The Stikine, or Great River in the native Tlingit language, drains nearly 20,000 square miles and flows over 400 miles from its headwaters in British Columbia to Frederick Sound in Alaska. The far northwest of BC offers explorers huge areas of unspoiled wilderness. Forged in fire, carved with ice, coloured with sprawling verdant forests, crystalline blue lakes, and fragile alpine meadows: welcome to the backcountry.
The Stikine River is navigable downriver from the Grand Canyon of the Stikine, continuing down the river from Telegraph Creek all the way to Wrangell, Alaska, for a fortnight’s travel of 280 miles (459 km). The Stikine was first paddled by Indians in dugout canoes seeking an easy route through the formidable Coast Mountain Range. The river was once busy with sternwheelers transporting prospectors and supplies to the rich goldfields of the Yukon and the Canadian Interior. The Cassiar Gold Rush of 1873-1874 is long past, and paddlewheelers have been replaced by canoes, kayaks and powered boats.

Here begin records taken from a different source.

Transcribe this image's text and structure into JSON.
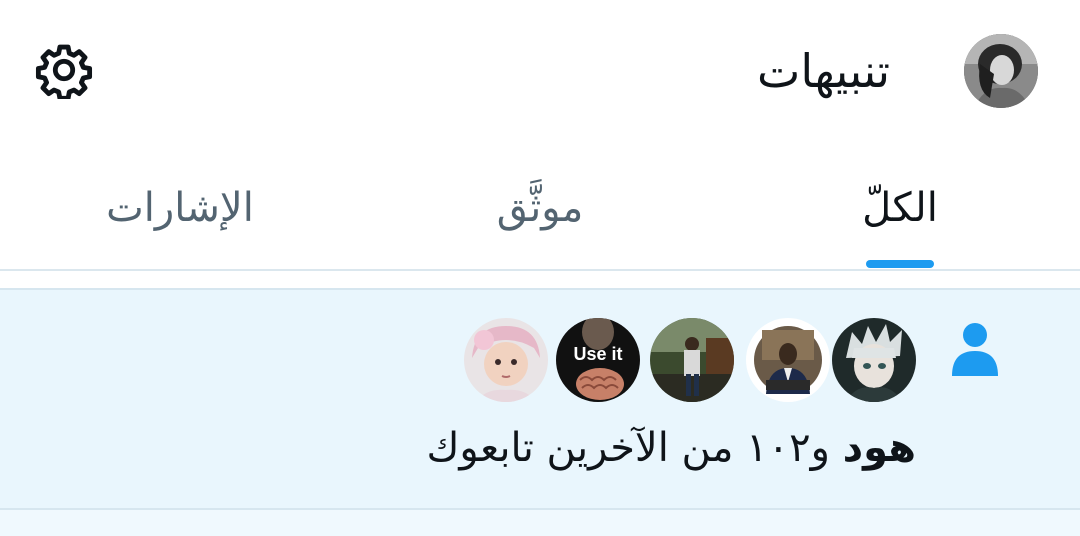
{
  "header": {
    "title": "تنبيهات",
    "settings_icon": "gear-icon",
    "profile_avatar": "profile-avatar"
  },
  "tabs": [
    {
      "label": "الكلّ",
      "active": true
    },
    {
      "label": "موثَّق",
      "active": false
    },
    {
      "label": "الإشارات",
      "active": false
    }
  ],
  "notification": {
    "icon": "person-icon",
    "name": "هود",
    "rest": "و١٠٢ من الآخرين تابعوك",
    "avatars": [
      {
        "name": "anime-character-avatar"
      },
      {
        "name": "man-in-suit-avatar"
      },
      {
        "name": "man-on-bench-avatar"
      },
      {
        "name": "use-it-brain-avatar",
        "text": "Use it"
      },
      {
        "name": "baby-avatar"
      }
    ]
  },
  "colors": {
    "accent": "#1d9bf0",
    "highlight_bg": "#e9f6fd",
    "text": "#0f1419",
    "secondary_text": "#536471"
  }
}
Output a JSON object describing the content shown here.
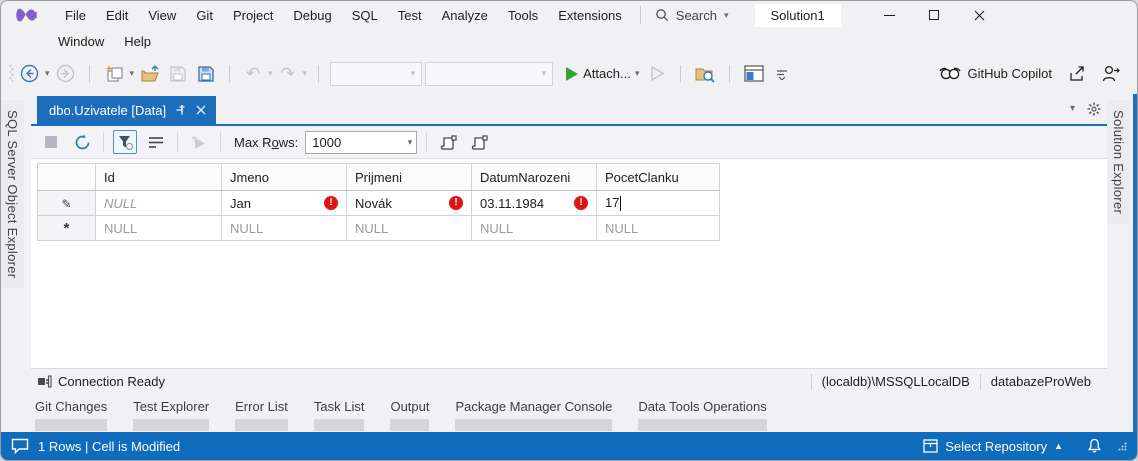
{
  "titlebar": {
    "search_label": "Search",
    "solution": "Solution1"
  },
  "menu": {
    "row1": [
      "File",
      "Edit",
      "View",
      "Git",
      "Project",
      "Debug",
      "SQL",
      "Test",
      "Analyze",
      "Tools",
      "Extensions"
    ],
    "row2": [
      "Window",
      "Help"
    ]
  },
  "toolbar": {
    "attach_label": "Attach...",
    "copilot_label": "GitHub Copilot"
  },
  "editor": {
    "tab_title": "dbo.Uzivatele [Data]",
    "grid_toolbar": {
      "max_rows_prefix": "Max R",
      "max_rows_accel": "o",
      "max_rows_suffix": "ws:",
      "max_rows_value": "1000"
    },
    "grid": {
      "columns": [
        "Id",
        "Jmeno",
        "Prijmeni",
        "DatumNarozeni",
        "PocetClanku"
      ],
      "rows": [
        {
          "cells": [
            "NULL",
            "Jan",
            "Novák",
            "03.11.1984",
            "17"
          ]
        },
        {
          "cells": [
            "NULL",
            "NULL",
            "NULL",
            "NULL",
            "NULL"
          ]
        }
      ]
    },
    "conn": {
      "status": "Connection Ready",
      "server": "(localdb)\\MSSQLLocalDB",
      "database": "databazeProWeb"
    }
  },
  "panel_tabs": [
    "Git Changes",
    "Test Explorer",
    "Error List",
    "Task List",
    "Output",
    "Package Manager Console",
    "Data Tools Operations"
  ],
  "statusbar": {
    "left": "1 Rows | Cell is Modified",
    "repo": "Select Repository"
  },
  "side": {
    "left": "SQL Server Object Explorer",
    "right": "Solution Explorer"
  },
  "icons": {
    "caret_down": "▾",
    "caret_up": "▲",
    "undo": "↶",
    "redo": "↷",
    "pencil": "✎",
    "asterisk": "*",
    "error": "!"
  },
  "colors": {
    "accent_blue": "#1c6ebd",
    "statusbar_blue": "#0f6cbd",
    "error_red": "#e11414",
    "run_green": "#31a531",
    "logo_purple": "#8661c5"
  }
}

The Stikine River area was first explored by Russian fur traders in the late 1700’s and early 1800’s, followed by developers of the Collins Overland Telegraph Trail in the 1860’s. This route was abandoned after cable was laid across the Atlantic, linking North America and Europe.
Don’t even think about boating, canoeing or kayaking the Stikine River into the Grand Canyon of the Stikine, a 61-mile (100-km) stretch of impassable waters that charge through canyons 1,000 feet (300 m) deep. It has only once been bested. Be content with the waters that are runable! At last count, the Grand Canyon of the Stikine, located in the Stikine River Provincial Park, was home to more than 360 mountain goats, which use the sheer canyon walls as effective protection from all natural predators.
There is a variety of ways to enjoy the Stikine, and river boating is one of them. River Tour operators based in Telegraph Creek arrange travel on the Stikine River in boats for an afternoon, a single overnight trip, or longer trips of several days to the Lower River and beyond to Wrangell, Alaska. These experienced guides operate under a special use permit from the USDA Forest Service; Tongass National Forest.
Short tours run from Telegraph Creek to the Glenora/Hudson Bay Flats area and back to Telegraph Creek. Water levels permitting, the trip continues two miles above Telegraph Creek to the entrance of the Grand Canyon of the Stikine.
Half-day tours travel 35 miles down river to the confluence of the Chutine River and Jackson’s Landing. Full-day tours navigate 65 miles down river, through the Little Canyon into the heart of the Coast Mountains. This infrequently travelled wilderness is the land of glaciers and braided river channels.
The Dease River from Dease Lake to Liard River used to be one of the most important water highways in the province, and saw its last great use during the construction of the Alaska Hwy. Nowadays, the river is experiencing a bit of a renaissance, as paddlers discover this 162-mile (265-km) waterway. It’s mostly Class I and II, with some Class III rapids. Expect to take about seven days to complete the one-way paddle.
The Stewart-Cassiar Highway 37 is the only road that delivers adventurers to this awe-inspiring wilderness. Sections are still unpaved and services are few, so be prepared for any eventuality. Two roads branch west of Highway 37 and connect with Stewart and Telegraph Creek, respectively. The navigable portion of the Stikine River is reached from the small community of Telegraph Creek. Vehicle access is limited to Highway 37 and logging roads.
Nature, it seems, conspires to keep this region a secret, but for those who are prepared, this remote part of British Columbia offers up unimaginably rich rewards. Getting off the beaten path is a must for explorers; many areas can be reached only by boat, foot, horseback, helicopter, or floatplane. Those seeking solitude can go for days or weeks in some areas without sharing this rugged beauty with anyone else.